WORK REQUEST => Set down the whole listing below exactly, without pictures.

(SOURCE DATA)

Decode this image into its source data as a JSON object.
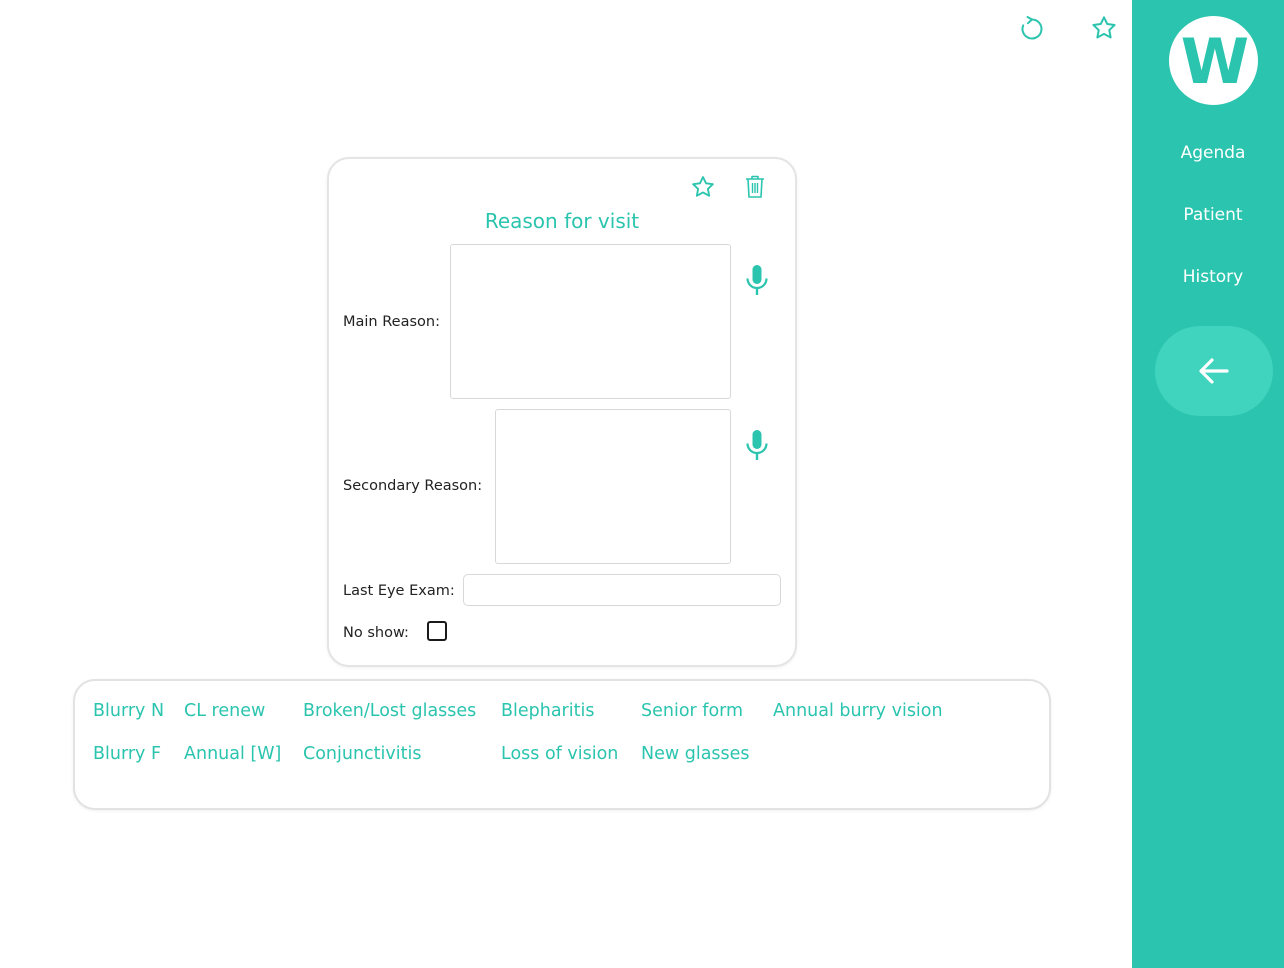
{
  "colors": {
    "accent": "#2bc4ae",
    "sidebar": "#2bc4ae",
    "back_button": "#40d3bd",
    "border": "#e4e4e4",
    "text": "#222222"
  },
  "toolbar": {
    "refresh_icon": "refresh-icon",
    "favorite_icon": "star-icon"
  },
  "sidebar": {
    "logo_letter": "W",
    "items": [
      {
        "label": "Agenda"
      },
      {
        "label": "Patient"
      },
      {
        "label": "History"
      }
    ],
    "back_icon": "arrow-left-icon"
  },
  "card": {
    "title": "Reason for visit",
    "favorite_icon": "star-icon",
    "delete_icon": "trash-icon",
    "main_reason": {
      "label": "Main Reason:",
      "value": ""
    },
    "secondary_reason": {
      "label": "Secondary Reason:",
      "value": ""
    },
    "last_eye_exam": {
      "label": "Last Eye Exam:",
      "value": ""
    },
    "no_show": {
      "label": "No show:",
      "checked": false
    }
  },
  "quick_picks": {
    "row1": [
      "Blurry N",
      "CL renew",
      "Broken/Lost glasses",
      "Blepharitis",
      "Senior form",
      "Annual burry vision"
    ],
    "row2": [
      "Blurry F",
      "Annual [W]",
      "Conjunctivitis",
      "Loss of vision",
      "New glasses"
    ]
  }
}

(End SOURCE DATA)

SOLVED PROBLEM =>
Decode this image into its source data as a JSON object.
{
  "colors": {
    "accent": "#2bc4ae",
    "sidebar": "#2bc4ae",
    "back_button": "#40d3bd",
    "border": "#e4e4e4",
    "text": "#222222"
  },
  "toolbar": {
    "refresh_icon": "refresh-icon",
    "favorite_icon": "star-icon"
  },
  "sidebar": {
    "logo_letter": "W",
    "items": [
      {
        "label": "Agenda"
      },
      {
        "label": "Patient"
      },
      {
        "label": "History"
      }
    ],
    "back_icon": "arrow-left-icon"
  },
  "card": {
    "title": "Reason for visit",
    "favorite_icon": "star-icon",
    "delete_icon": "trash-icon",
    "main_reason": {
      "label": "Main Reason:",
      "value": ""
    },
    "secondary_reason": {
      "label": "Secondary Reason:",
      "value": ""
    },
    "last_eye_exam": {
      "label": "Last Eye Exam:",
      "value": ""
    },
    "no_show": {
      "label": "No show:",
      "checked": false
    }
  },
  "quick_picks": {
    "row1": [
      "Blurry N",
      "CL renew",
      "Broken/Lost glasses",
      "Blepharitis",
      "Senior form",
      "Annual burry vision"
    ],
    "row2": [
      "Blurry F",
      "Annual [W]",
      "Conjunctivitis",
      "Loss of vision",
      "New glasses"
    ]
  }
}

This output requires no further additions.